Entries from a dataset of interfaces
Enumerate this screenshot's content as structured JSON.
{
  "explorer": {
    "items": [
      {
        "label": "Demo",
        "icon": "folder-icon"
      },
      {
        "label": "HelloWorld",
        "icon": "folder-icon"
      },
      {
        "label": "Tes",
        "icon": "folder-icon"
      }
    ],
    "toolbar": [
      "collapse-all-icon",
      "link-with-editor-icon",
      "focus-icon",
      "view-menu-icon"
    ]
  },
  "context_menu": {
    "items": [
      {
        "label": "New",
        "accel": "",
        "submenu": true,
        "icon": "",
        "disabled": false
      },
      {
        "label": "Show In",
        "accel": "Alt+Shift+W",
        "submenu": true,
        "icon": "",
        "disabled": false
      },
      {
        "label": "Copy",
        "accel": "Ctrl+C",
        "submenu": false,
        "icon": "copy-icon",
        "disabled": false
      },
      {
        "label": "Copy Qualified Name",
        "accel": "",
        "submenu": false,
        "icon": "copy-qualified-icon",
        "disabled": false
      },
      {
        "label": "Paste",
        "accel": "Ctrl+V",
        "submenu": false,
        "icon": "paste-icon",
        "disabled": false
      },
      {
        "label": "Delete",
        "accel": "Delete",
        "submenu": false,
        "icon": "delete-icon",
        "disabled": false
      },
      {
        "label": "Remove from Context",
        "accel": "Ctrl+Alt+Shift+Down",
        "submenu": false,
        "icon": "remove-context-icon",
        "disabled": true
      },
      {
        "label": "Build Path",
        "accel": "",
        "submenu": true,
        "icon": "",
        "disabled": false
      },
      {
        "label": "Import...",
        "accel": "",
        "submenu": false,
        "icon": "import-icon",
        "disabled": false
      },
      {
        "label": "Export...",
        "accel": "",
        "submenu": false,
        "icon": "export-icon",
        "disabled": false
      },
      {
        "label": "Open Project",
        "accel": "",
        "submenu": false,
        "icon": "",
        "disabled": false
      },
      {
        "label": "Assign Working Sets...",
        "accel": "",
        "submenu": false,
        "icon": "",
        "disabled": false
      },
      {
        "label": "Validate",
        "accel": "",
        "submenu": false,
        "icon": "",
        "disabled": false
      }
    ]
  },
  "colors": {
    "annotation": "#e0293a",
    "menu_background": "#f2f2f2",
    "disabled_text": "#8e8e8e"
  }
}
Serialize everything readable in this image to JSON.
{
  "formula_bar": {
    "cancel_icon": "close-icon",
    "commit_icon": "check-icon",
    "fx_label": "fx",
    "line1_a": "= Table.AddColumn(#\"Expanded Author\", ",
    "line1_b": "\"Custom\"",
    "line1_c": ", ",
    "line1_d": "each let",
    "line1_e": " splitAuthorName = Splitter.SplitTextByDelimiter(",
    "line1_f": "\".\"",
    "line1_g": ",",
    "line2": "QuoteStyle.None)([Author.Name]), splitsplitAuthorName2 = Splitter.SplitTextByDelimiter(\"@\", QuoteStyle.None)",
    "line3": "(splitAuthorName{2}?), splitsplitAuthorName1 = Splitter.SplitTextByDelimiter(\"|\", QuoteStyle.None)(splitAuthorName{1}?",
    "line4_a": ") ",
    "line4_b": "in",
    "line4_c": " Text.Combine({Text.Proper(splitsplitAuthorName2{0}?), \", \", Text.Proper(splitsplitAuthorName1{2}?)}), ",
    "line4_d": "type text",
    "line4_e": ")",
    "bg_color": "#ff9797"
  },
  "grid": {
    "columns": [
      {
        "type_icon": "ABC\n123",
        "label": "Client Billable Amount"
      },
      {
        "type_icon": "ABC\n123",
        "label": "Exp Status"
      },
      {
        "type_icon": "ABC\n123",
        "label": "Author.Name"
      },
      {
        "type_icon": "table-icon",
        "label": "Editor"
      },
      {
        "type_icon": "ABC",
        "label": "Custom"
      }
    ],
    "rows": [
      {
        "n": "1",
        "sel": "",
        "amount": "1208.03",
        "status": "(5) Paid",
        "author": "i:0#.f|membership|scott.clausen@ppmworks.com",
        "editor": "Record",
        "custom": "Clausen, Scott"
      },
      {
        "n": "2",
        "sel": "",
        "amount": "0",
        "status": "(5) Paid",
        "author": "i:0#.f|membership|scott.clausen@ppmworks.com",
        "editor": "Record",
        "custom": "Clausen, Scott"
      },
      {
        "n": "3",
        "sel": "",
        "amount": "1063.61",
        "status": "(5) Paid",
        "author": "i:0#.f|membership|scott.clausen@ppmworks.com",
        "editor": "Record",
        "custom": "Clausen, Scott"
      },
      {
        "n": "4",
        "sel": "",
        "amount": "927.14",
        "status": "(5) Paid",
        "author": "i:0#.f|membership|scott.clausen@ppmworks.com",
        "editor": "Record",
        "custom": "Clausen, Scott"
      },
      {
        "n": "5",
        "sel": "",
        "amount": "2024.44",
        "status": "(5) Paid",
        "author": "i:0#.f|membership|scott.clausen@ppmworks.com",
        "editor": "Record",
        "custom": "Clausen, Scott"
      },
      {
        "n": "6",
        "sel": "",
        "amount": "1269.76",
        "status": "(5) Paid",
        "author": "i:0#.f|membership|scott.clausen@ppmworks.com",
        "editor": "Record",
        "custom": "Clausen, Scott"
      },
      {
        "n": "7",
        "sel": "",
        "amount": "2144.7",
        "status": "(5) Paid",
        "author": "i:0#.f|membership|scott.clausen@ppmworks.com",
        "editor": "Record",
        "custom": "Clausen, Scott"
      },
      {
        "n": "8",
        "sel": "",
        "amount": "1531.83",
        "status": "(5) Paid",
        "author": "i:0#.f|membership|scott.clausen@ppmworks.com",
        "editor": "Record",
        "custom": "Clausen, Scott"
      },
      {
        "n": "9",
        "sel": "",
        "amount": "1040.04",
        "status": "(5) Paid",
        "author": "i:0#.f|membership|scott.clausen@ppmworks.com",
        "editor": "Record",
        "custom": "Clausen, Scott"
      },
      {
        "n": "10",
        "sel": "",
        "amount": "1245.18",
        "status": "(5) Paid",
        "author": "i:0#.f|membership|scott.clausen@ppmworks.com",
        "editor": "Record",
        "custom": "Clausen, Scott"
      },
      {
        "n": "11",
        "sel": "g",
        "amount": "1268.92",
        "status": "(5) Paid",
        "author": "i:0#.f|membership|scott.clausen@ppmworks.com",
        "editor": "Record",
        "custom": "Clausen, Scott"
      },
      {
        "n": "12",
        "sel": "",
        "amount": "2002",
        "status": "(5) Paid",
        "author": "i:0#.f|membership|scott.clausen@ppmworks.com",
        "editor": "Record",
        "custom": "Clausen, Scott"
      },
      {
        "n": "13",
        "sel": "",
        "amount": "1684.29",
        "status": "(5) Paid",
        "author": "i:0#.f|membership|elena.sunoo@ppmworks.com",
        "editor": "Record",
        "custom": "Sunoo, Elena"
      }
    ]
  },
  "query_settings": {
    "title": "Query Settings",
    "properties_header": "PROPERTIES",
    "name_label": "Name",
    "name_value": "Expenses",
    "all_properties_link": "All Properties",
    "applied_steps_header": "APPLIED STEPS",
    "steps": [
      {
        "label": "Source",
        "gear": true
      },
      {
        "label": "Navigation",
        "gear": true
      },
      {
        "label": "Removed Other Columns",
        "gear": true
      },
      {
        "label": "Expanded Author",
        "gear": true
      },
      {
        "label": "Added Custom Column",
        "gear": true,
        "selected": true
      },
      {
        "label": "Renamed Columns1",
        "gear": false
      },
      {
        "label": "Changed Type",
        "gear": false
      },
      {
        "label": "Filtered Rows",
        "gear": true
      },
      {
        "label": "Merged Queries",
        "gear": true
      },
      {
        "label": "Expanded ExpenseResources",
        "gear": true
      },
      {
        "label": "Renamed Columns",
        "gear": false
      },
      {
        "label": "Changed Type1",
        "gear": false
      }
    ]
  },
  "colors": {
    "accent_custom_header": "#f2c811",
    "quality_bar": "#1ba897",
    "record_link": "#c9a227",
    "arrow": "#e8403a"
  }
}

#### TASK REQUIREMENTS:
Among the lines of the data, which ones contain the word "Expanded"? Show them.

#### WORKED SOLUTION:
    "line1_a": "= Table.AddColumn(#\"Expanded Author\", ",
        "label": "Expanded Author",
        "label": "Expanded ExpenseResources",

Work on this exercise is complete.